Which lines of the listing hold the string "Convertimos"? Copy those lines.

▸ Provided data
----

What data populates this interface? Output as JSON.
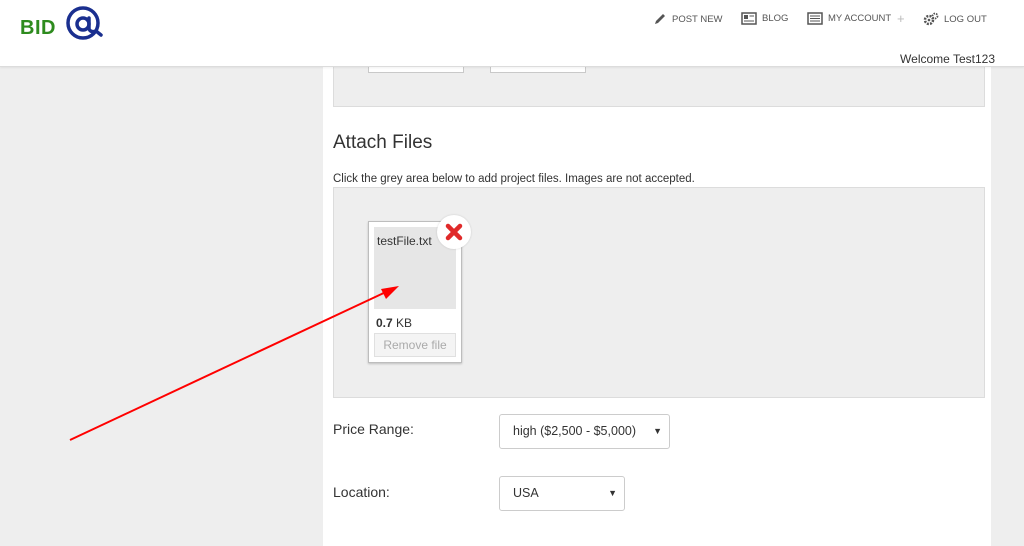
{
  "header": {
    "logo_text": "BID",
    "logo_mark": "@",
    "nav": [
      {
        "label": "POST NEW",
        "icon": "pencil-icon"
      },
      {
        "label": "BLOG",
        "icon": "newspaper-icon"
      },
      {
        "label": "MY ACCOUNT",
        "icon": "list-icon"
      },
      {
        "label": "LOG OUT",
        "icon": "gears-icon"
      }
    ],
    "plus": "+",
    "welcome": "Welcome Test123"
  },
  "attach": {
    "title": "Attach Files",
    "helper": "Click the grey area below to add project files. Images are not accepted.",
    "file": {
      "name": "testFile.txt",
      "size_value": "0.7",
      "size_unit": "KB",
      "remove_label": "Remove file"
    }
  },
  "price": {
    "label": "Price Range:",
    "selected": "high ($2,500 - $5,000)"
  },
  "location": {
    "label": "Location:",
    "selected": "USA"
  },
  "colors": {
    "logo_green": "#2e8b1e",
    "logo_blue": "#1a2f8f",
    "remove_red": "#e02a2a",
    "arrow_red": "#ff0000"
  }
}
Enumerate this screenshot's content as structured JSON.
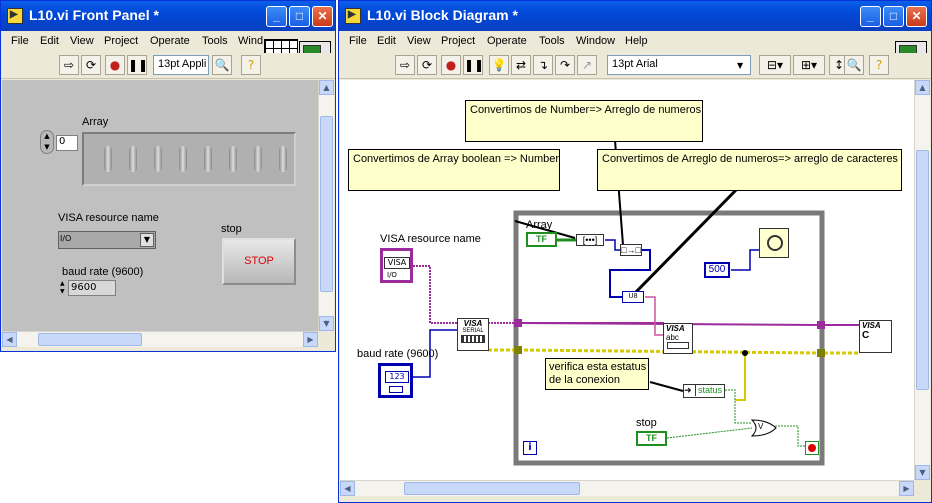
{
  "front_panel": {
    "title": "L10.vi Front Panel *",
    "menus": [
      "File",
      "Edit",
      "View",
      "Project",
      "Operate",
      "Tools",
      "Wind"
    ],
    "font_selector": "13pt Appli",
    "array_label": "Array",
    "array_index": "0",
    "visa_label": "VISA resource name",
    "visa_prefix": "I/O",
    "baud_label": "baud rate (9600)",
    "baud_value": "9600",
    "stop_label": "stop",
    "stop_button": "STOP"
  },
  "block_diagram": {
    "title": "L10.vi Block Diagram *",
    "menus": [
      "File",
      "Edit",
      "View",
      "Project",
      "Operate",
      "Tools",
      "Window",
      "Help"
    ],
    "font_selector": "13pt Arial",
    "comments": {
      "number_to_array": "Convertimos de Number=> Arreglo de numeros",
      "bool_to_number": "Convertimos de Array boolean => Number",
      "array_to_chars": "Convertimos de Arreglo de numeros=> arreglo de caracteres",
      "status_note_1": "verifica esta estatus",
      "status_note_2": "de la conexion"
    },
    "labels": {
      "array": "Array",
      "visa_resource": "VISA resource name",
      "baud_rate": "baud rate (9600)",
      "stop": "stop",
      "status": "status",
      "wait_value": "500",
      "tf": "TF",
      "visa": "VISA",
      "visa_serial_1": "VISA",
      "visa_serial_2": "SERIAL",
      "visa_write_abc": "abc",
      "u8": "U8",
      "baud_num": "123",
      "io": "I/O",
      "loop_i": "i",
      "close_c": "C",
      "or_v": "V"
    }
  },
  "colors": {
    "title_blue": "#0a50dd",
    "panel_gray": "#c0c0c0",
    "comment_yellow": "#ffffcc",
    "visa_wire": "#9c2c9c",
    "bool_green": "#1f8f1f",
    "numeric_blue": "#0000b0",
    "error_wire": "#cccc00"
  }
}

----

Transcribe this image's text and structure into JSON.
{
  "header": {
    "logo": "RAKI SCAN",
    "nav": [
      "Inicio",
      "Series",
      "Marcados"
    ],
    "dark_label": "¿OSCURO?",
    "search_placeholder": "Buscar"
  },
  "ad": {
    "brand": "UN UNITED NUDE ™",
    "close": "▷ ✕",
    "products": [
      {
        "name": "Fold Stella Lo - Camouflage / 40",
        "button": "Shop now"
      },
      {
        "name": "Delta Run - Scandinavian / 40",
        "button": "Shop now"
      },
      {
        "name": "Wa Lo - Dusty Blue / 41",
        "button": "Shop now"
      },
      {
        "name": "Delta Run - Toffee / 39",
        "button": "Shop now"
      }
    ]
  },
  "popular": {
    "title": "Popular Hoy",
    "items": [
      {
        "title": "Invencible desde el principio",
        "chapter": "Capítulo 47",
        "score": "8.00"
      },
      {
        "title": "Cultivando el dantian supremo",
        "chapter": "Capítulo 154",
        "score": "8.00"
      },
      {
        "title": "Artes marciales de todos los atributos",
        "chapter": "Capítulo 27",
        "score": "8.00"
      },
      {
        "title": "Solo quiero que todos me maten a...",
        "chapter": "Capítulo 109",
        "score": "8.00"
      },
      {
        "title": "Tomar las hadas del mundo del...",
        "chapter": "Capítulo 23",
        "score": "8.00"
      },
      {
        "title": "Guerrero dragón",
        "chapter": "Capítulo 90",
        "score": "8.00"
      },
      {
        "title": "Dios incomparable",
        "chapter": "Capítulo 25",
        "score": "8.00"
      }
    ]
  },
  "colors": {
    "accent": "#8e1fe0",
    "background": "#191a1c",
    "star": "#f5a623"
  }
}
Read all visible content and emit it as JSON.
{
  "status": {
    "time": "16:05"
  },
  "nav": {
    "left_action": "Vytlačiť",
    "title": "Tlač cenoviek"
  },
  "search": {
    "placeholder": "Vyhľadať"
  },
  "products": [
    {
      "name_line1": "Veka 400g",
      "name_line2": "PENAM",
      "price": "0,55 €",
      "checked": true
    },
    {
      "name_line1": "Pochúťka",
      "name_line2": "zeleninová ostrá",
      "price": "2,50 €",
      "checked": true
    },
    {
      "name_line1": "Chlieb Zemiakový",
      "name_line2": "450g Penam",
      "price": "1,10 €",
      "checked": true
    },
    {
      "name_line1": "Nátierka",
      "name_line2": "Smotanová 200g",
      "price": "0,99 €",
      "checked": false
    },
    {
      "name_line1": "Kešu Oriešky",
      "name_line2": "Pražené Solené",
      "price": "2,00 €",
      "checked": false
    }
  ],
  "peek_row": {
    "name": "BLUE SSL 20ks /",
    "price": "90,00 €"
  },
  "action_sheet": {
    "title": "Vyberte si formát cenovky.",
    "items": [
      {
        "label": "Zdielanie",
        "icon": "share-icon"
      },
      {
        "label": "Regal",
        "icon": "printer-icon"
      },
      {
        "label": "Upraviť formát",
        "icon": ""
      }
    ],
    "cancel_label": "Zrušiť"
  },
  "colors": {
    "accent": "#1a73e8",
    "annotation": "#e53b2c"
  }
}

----

▸ Result of this task
      "number_to_array": "Convertimos de Number=> Arreglo de numeros",
      "bool_to_number": "Convertimos de Array boolean => Number",
      "array_to_chars": "Convertimos de Arreglo de numeros=> arreglo de caracteres",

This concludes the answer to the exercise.